What is required
Whenever a line in the entries below contains "state", copy that line.

(Data about app and page elements)
-- Opening Marker --

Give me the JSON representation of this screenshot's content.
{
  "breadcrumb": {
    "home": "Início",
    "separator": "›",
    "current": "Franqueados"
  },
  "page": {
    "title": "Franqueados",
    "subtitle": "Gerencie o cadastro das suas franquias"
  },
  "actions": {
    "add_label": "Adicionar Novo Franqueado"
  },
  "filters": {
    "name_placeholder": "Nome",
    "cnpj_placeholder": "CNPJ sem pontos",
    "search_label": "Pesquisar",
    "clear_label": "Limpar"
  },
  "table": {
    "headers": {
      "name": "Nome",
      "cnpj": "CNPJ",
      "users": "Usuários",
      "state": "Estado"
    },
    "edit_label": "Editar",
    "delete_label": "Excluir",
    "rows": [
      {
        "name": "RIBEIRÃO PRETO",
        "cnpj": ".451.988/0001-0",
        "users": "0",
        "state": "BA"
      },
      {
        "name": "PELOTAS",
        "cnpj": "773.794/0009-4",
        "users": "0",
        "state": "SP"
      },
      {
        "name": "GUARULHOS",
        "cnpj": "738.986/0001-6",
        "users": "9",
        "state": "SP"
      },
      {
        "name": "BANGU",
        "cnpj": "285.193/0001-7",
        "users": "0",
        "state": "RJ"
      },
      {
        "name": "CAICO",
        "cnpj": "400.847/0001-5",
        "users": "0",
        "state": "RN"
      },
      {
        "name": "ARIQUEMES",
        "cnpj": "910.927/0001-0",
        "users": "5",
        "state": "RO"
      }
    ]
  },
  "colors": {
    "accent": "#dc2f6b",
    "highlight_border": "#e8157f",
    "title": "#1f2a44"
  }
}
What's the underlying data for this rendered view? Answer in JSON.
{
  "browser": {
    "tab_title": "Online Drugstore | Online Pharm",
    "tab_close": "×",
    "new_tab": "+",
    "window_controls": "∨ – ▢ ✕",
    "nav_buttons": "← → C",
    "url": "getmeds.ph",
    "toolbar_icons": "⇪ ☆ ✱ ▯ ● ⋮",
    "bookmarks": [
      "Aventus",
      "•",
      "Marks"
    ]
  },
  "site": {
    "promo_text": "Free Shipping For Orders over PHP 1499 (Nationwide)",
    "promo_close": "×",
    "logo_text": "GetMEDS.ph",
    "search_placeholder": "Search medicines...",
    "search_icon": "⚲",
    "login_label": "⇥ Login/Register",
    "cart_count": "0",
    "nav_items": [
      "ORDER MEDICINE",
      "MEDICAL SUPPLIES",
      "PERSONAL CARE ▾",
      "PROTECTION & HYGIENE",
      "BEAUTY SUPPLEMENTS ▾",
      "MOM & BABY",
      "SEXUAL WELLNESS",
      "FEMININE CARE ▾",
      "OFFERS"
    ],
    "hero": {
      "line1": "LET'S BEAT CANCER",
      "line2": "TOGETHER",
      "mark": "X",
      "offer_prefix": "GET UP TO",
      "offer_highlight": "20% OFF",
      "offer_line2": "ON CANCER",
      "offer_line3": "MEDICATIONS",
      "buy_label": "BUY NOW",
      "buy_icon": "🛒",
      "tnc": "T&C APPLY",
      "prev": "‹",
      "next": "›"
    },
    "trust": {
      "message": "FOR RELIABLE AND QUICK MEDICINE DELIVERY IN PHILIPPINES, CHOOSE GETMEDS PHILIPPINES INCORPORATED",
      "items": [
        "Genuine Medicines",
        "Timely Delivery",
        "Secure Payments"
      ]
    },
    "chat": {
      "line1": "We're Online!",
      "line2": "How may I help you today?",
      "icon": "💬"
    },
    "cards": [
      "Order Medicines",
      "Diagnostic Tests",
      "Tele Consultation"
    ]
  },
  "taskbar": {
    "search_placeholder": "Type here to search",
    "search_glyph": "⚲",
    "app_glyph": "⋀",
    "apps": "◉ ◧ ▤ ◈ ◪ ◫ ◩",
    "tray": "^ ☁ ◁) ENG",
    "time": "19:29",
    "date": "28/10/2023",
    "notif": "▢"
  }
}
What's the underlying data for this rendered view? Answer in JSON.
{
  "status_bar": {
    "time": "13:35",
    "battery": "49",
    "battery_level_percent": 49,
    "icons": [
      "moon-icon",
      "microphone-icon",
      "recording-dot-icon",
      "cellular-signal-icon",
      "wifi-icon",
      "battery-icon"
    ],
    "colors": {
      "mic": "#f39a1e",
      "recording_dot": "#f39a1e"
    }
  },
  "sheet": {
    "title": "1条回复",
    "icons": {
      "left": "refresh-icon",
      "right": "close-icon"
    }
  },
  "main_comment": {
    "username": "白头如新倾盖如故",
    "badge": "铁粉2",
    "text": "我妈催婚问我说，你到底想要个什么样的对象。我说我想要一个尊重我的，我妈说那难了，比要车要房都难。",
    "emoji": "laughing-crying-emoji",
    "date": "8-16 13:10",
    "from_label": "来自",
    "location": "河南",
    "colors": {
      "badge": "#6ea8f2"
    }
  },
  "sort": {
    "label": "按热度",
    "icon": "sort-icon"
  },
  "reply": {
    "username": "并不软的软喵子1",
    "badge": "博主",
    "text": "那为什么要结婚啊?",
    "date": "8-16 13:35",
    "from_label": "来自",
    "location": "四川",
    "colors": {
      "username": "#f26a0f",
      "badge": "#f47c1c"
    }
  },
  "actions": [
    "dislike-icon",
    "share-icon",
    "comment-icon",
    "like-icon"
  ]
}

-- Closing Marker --

Written response
      "state": "Estado"
        "state": "BA"
        "state": "SP"
        "state": "SP"
        "state": "RJ"
        "state": "RN"
        "state": "RO"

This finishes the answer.